# [Exercise aim]
Return all lines below containing the word "完成考生身份认证".
Records supplied Start Marker
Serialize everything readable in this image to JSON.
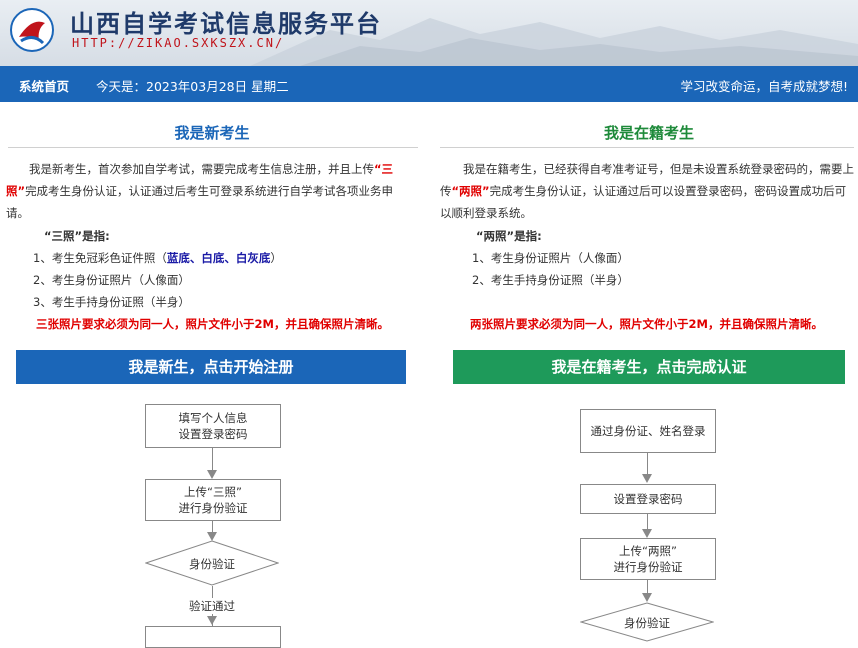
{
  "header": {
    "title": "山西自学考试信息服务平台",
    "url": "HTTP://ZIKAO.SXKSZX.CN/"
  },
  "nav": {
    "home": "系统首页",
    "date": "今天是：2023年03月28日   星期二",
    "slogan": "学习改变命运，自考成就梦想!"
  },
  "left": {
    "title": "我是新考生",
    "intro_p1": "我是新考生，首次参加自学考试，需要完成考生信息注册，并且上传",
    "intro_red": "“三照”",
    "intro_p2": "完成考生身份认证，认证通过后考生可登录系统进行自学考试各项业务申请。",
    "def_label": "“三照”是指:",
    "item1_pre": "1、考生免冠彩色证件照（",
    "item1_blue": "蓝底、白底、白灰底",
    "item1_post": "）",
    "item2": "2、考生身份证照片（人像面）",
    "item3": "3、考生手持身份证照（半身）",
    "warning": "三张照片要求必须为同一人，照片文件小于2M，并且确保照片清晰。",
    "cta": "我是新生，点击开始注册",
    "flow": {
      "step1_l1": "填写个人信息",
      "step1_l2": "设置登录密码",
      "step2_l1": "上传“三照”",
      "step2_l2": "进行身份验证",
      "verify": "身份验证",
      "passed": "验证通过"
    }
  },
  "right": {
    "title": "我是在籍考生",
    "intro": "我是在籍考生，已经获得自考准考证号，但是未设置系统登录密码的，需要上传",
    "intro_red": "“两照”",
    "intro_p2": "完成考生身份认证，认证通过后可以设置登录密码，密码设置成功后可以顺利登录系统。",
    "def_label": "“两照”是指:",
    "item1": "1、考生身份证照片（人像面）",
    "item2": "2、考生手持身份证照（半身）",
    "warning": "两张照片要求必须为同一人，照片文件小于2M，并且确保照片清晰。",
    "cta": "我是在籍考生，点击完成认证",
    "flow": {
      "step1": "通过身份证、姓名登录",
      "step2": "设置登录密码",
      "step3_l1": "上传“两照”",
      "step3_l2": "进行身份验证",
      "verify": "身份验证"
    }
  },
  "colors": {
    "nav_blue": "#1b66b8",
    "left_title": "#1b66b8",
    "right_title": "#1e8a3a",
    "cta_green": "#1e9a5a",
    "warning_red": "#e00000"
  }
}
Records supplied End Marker
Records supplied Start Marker
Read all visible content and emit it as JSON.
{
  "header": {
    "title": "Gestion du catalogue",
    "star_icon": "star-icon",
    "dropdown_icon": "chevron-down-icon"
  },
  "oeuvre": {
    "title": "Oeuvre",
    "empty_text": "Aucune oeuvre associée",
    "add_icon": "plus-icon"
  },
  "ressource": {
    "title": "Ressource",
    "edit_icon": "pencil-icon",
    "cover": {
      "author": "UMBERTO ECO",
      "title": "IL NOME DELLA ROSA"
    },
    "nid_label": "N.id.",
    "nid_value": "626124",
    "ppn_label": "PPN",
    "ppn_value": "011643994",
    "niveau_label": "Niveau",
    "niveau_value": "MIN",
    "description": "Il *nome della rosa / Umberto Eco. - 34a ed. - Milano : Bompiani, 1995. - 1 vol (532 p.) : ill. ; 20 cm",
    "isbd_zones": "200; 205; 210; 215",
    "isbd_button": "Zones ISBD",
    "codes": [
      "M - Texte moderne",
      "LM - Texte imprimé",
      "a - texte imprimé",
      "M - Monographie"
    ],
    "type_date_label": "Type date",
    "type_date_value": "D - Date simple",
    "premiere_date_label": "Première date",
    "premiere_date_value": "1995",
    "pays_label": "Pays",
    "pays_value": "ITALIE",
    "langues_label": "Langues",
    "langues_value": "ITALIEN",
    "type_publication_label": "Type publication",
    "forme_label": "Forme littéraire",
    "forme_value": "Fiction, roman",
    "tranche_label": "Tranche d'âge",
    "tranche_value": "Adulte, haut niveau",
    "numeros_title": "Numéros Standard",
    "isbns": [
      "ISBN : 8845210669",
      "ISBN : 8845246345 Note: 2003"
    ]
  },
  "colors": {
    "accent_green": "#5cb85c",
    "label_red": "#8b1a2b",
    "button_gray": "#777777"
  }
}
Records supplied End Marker
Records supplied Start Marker
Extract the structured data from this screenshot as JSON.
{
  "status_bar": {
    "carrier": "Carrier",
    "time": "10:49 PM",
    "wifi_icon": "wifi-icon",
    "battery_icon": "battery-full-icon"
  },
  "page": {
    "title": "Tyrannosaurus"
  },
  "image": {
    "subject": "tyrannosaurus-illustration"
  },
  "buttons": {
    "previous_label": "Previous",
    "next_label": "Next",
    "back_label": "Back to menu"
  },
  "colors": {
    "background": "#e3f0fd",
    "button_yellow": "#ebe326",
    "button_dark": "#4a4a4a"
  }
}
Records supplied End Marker
# [The answer]
    "intro_p2": "完成考生身份认证，认证通过后考生可登录系统进行自学考试各项业务申请。",
    "intro_p2": "完成考生身份认证，认证通过后可以设置登录密码，密码设置成功后可以顺利登录系统。",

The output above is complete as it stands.